Noone was buying anything for the weeks and months preceeding the crash because the market was on a slide. Holding after the crash was case by case. It's tough to tell a client to stay in the water when your own firm is screaming "SHARK." There was no staying in after this thing happened. The fear, the media working OT, way too much to fight. No mass exodus within my own book. But lots of damage. I started buying bonds and then in December jumped back into the market with both feet. Still, on a personal note, I cancelled the Porsche 911  I had ordered. 1988 was gonna be a tough year. And it was.


In 1988 what I found  mostly were the walking wounded and those who would tell me never again. By 1989 my cold calling couldn't uncover anyone who'd lost money in the crash. I'd purchased a list of investors who'd managed to avoid the crash by selling out just before. Apparently, I with my clients were the only people on the planet to lose money in the crash. Human nature, you can't beat it for entertainment. Later that year the S&L crisis was looming and the real estate market went into the tank in an unpresedented way. More fun times.


So when you say anyone who invested on 10/18/87 and stayed invested would have been Ok realize that there is no such person. And if you say that to anyone who was there you're going to lose all credibility. It's easy to say woulda/coulda/shoulda from the comfort of a 19 year perspective. It's another to say it when it's your ass on the line in real time.

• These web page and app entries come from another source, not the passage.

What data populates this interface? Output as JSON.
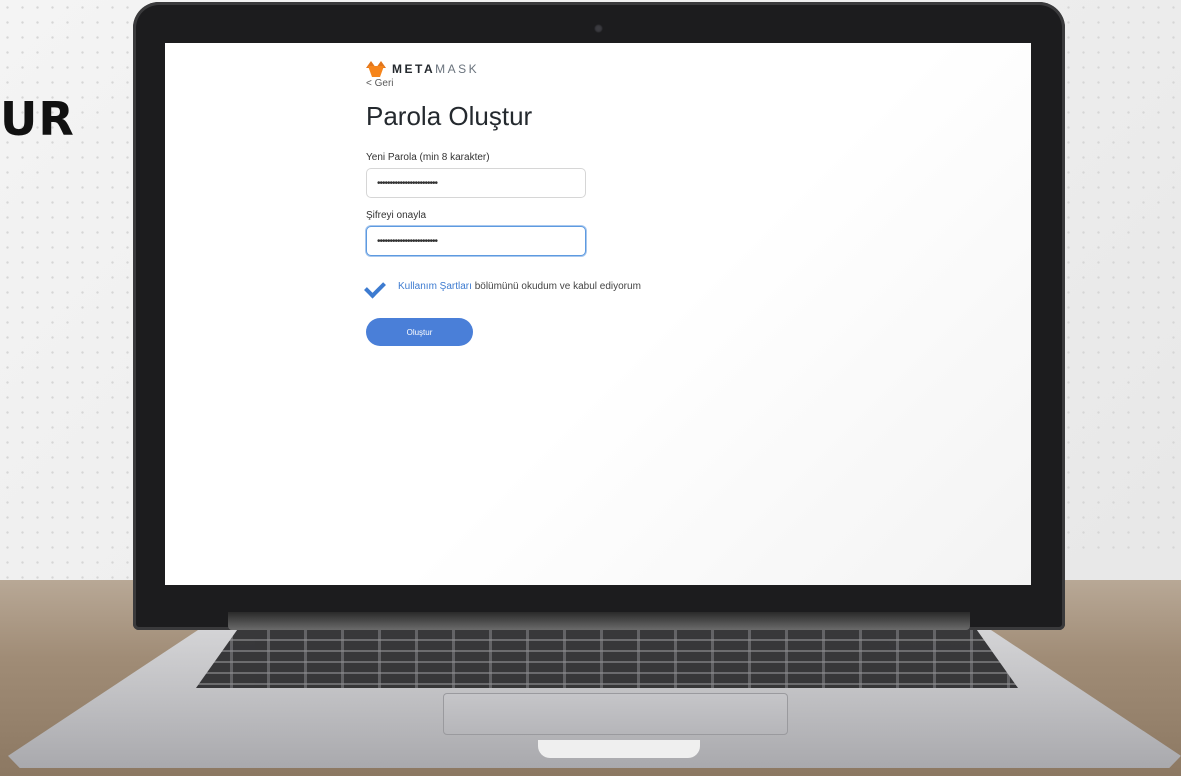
{
  "background": {
    "headline": "UR"
  },
  "metamask": {
    "brand_bold": "META",
    "brand_light": "MASK",
    "back_label": "< Geri",
    "page_title": "Parola Oluştur",
    "new_password": {
      "label": "Yeni Parola (min 8 karakter)",
      "value": "••••••••••••••••••••••••"
    },
    "confirm_password": {
      "label": "Şifreyi onayla",
      "value": "••••••••••••••••••••••••"
    },
    "terms": {
      "checked": true,
      "link_text": "Kullanım Şartları",
      "rest_text": " bölümünü okudum ve kabul ediyorum"
    },
    "submit_label": "Oluştur"
  },
  "colors": {
    "accent": "#4a7fd8",
    "fox": "#f6851b"
  }
}
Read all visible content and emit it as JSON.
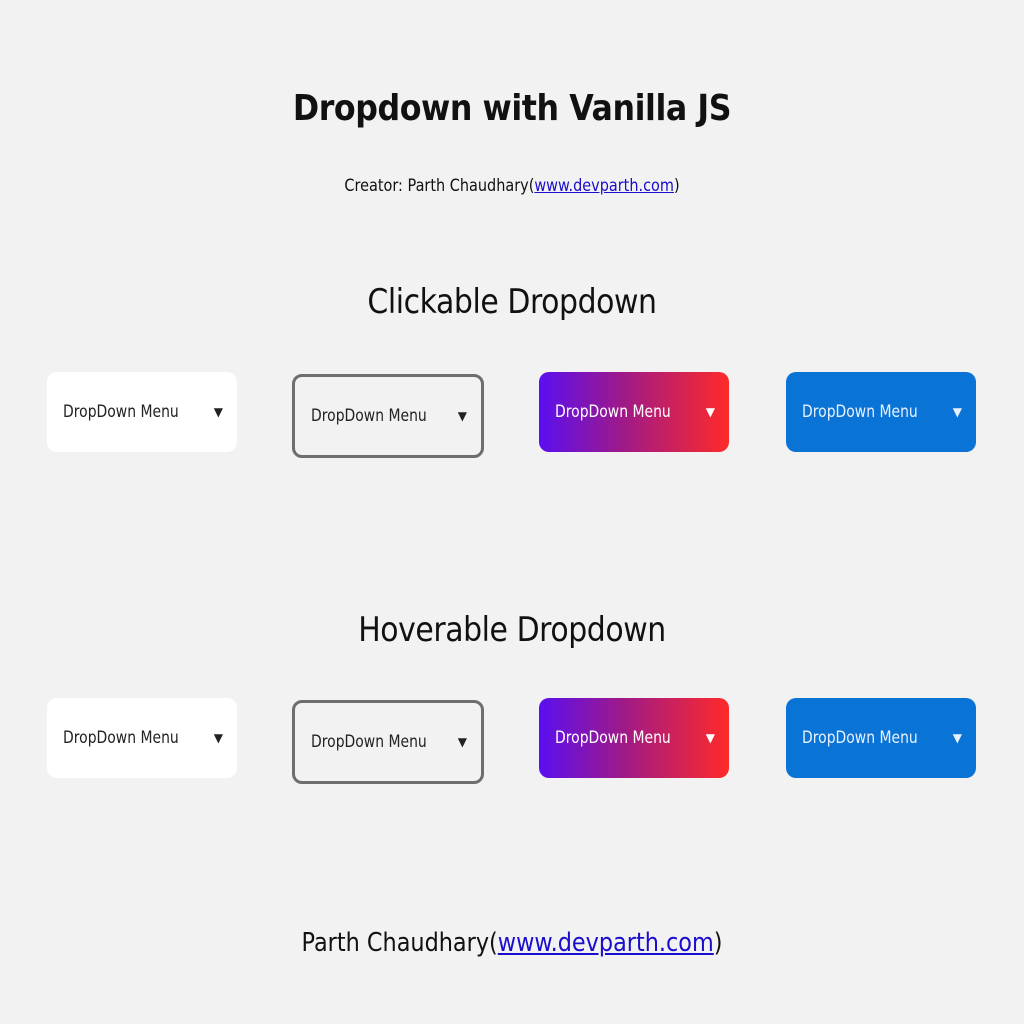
{
  "header": {
    "title": "Dropdown with Vanilla JS",
    "creator_prefix": "Creator: Parth Chaudhary(",
    "creator_link": "www.devparth.com",
    "creator_suffix": ")"
  },
  "sections": {
    "clickable": {
      "title": "Clickable Dropdown",
      "dropdowns": [
        {
          "label": "DropDown Menu",
          "caret": "▼"
        },
        {
          "label": "DropDown Menu",
          "caret": "▼"
        },
        {
          "label": "DropDown Menu",
          "caret": "▼"
        },
        {
          "label": "DropDown Menu",
          "caret": "▼"
        }
      ]
    },
    "hoverable": {
      "title": "Hoverable Dropdown",
      "dropdowns": [
        {
          "label": "DropDown Menu",
          "caret": "▼"
        },
        {
          "label": "DropDown Menu",
          "caret": "▼"
        },
        {
          "label": "DropDown Menu",
          "caret": "▼"
        },
        {
          "label": "DropDown Menu",
          "caret": "▼"
        }
      ]
    }
  },
  "footer": {
    "name": "Parth Chaudhary(",
    "link": "www.devparth.com",
    "suffix": ")"
  },
  "colors": {
    "background": "#f2f2f2",
    "white_button": "#ffffff",
    "outline_border": "#6e6e6e",
    "gradient_start": "#5a0ff0",
    "gradient_end": "#ff2a2a",
    "blue_button": "#0a73d6",
    "link": "#1a0dcc"
  },
  "icons": {
    "caret": "caret-down-icon"
  }
}
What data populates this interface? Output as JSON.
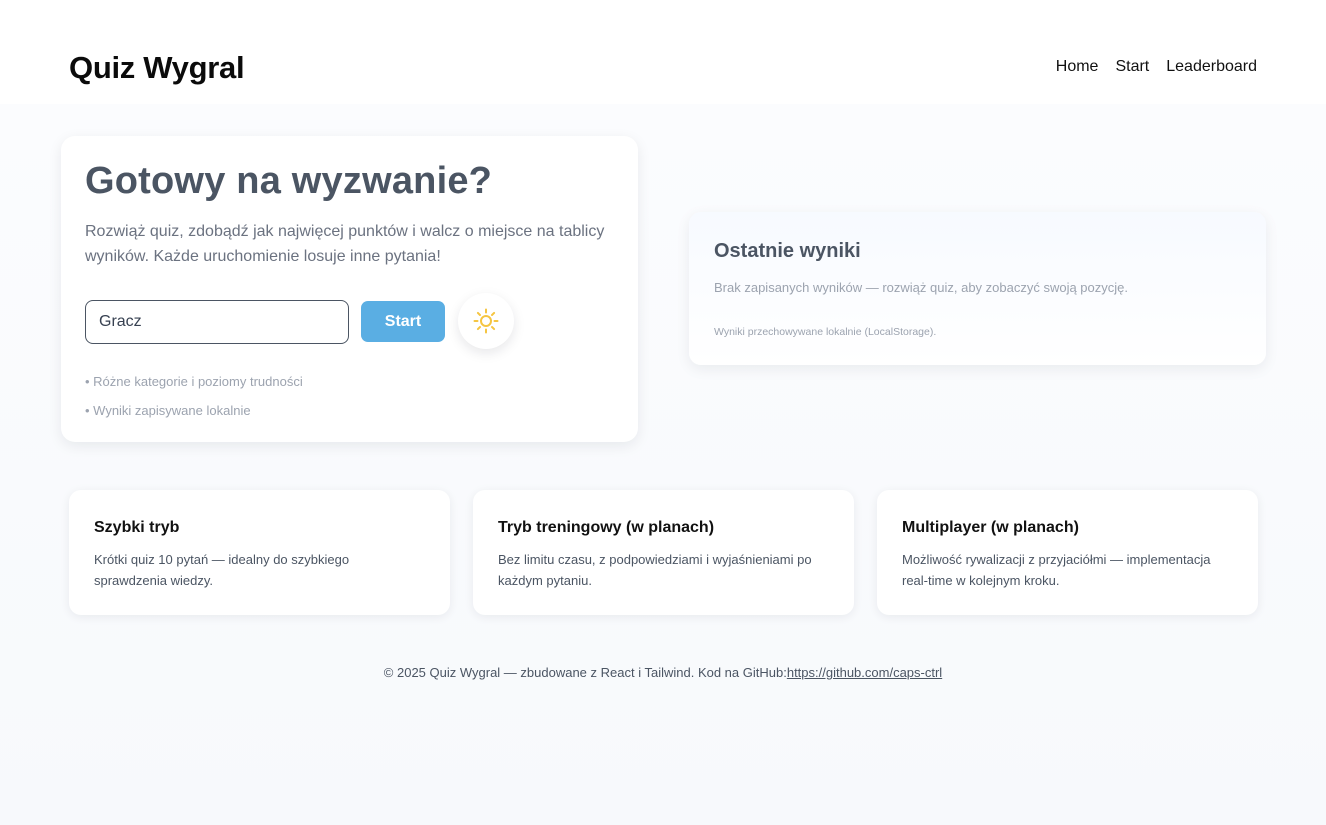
{
  "header": {
    "brand": "Quiz Wygral",
    "nav": [
      {
        "label": "Home"
      },
      {
        "label": "Start"
      },
      {
        "label": "Leaderboard"
      }
    ]
  },
  "hero": {
    "title": "Gotowy na wyzwanie?",
    "description": "Rozwiąż quiz, zdobądź jak najwięcej punktów i walcz o miejsce na tablicy wyników. Każde uruchomienie losuje inne pytania!",
    "name_input": {
      "value": "Gracz",
      "placeholder": ""
    },
    "start_label": "Start",
    "theme_icon": "sun-icon",
    "bullets": [
      "• Różne kategorie i poziomy trudności",
      "• Wyniki zapisywane lokalnie"
    ]
  },
  "results": {
    "title": "Ostatnie wyniki",
    "empty_text": "Brak zapisanych wyników — rozwiąż quiz, aby zobaczyć swoją pozycję.",
    "note": "Wyniki przechowywane lokalnie (LocalStorage)."
  },
  "features": [
    {
      "title": "Szybki tryb",
      "description": "Krótki quiz 10 pytań — idealny do szybkiego sprawdzenia wiedzy."
    },
    {
      "title": "Tryb treningowy (w planach)",
      "description": "Bez limitu czasu, z podpowiedziami i wyjaśnieniami po każdym pytaniu."
    },
    {
      "title": "Multiplayer (w planach)",
      "description": "Możliwość rywalizacji z przyjaciółmi — implementacja real-time w kolejnym kroku."
    }
  ],
  "footer": {
    "text": "© 2025 Quiz Wygral — zbudowane z React i Tailwind. Kod na GitHub:",
    "link": "https://github.com/caps-ctrl"
  },
  "colors": {
    "accent": "#5aaee3",
    "sun": "#f5c542"
  }
}
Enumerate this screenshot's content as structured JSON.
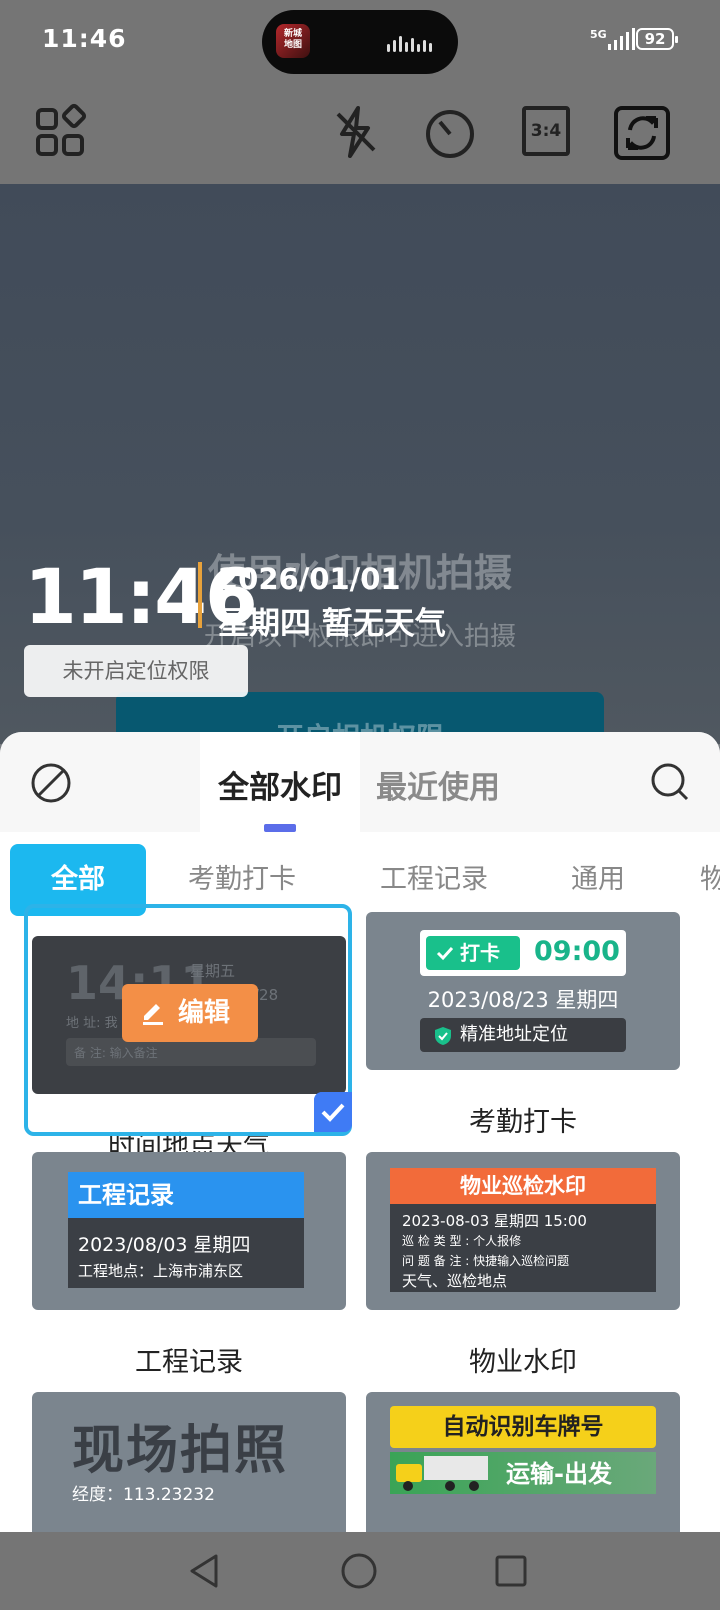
{
  "status_bar": {
    "time": "11:46",
    "network": "5G",
    "battery": "92",
    "island_app": "新城\n地图"
  },
  "camera": {
    "permission_title": "使用水印相机拍摄",
    "permission_subtitle": "开启以下权限即可进入拍摄",
    "permission_button": "开启相机权限",
    "ratio": "3:4"
  },
  "watermark": {
    "time": "11:46",
    "date": "2026/01/01",
    "weekday_weather": "星期四 暂无天气",
    "location": "未开启定位权限"
  },
  "sheet": {
    "tabs": [
      "全部水印",
      "最近使用"
    ],
    "categories": [
      "全部",
      "考勤打卡",
      "工程记录",
      "通用",
      "物"
    ],
    "cards": [
      {
        "label": "时间地点天气",
        "thumb": {
          "time": "14:11",
          "weekday": "星期五",
          "date": "/28",
          "address": "地 址: 我",
          "note": "备 注: 输入备注",
          "edit": "编辑"
        }
      },
      {
        "label": "考勤打卡",
        "thumb": {
          "tag": "打卡",
          "time": "09:00",
          "date": "2023/08/23 星期四",
          "location": "精准地址定位"
        }
      },
      {
        "label": "工程记录",
        "thumb": {
          "header": "工程记录",
          "date": "2023/08/03   星期四",
          "address": "工程地点：上海市浦东区"
        }
      },
      {
        "label": "物业水印",
        "thumb": {
          "header": "物业巡检水印",
          "line1": "2023-08-03 星期四 15:00",
          "line2": "巡 检 类 型 : 个人报修",
          "line3": "问 题 备 注 : 快捷输入巡检问题",
          "line4": "天气、巡检地点"
        }
      },
      {
        "label": "",
        "thumb": {
          "title": "现场拍照",
          "longitude": "经度：113.23232"
        }
      },
      {
        "label": "",
        "thumb": {
          "plate": "自动识别车牌号",
          "go": "运输-出发"
        }
      }
    ]
  },
  "icons": [
    "templates-icon",
    "flash-off-icon",
    "timer-icon",
    "ratio-icon",
    "switch-camera-icon",
    "no-watermark-icon",
    "search-icon",
    "edit-icon",
    "check-icon",
    "back-icon",
    "home-icon",
    "recents-icon"
  ],
  "colors": {
    "accent": "#1cb8ef",
    "tab_indicator": "#5b6de9",
    "edit": "#f38f47",
    "check": "#3f7bf5",
    "punch_green": "#19c08b"
  }
}
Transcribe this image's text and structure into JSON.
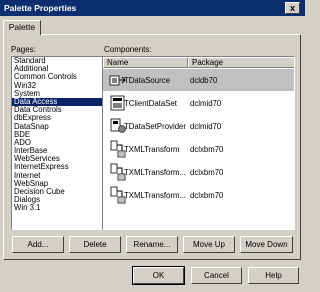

Could it happen again? Youbetcha!

Oct 19, 2006 10:20 pm

DOW can never go down that much. If something drops they swap it with another. Someone posted what has happened over the past 10 years and it makes you think.



Anyone see the new MCD cafes'?

Oct 19, 2006 10:31 pm
Devil'sAdvocate:
Cowboy93:

Yeah, I think people who invested on 10/18/87 are really hurting today.  That $10k they put to work in the S&P 500 index fund is only worth about $60k today.


Are you saying that $10,000 invested today will be worth $60,000 in 2026--or are you using 20/20 hindsight?


Does past performance indicate future results?



Yes, if you happen to be still another incarnation of he who shall remain nameless.

Oct 19, 2006 10:41 pm
Devil'sAdvocate:

In order to profit in a down market you have to sell short, and the Investment Company Act of 1940 forbids mutual funds from selling short.


I didn't realize that.  How do you explain long/short funds?

Oct 19, 2006 10:43 pm
Indyone:

I didn't realize that.  How do you explain long/short funds?



I believe you'll find that they are hedge funds, partnerships, rather than investment companies.

Oct 19, 2006 10:55 pm

I'll need to look more into long/short funds.  According to what I just read there are thirty or so of them and they are considered mutual funds.


A few years ago the ICA was modified to allow managers to be compensated as a percentage of portfolio performance if several stringent qualifcations were met.


It could be that at that time the ICA was also modified to allow certain fund families with certain experienced managers to engage in short selling.


From what I'm reading it seems that they, long/short funds, are not as liquid as a traditional fund and many of them have rather high minimum buy ins.


I'd be interested in hearing if anybody is using a long/short fund with qualified money--I would think it would be a compliance officer's nightmare.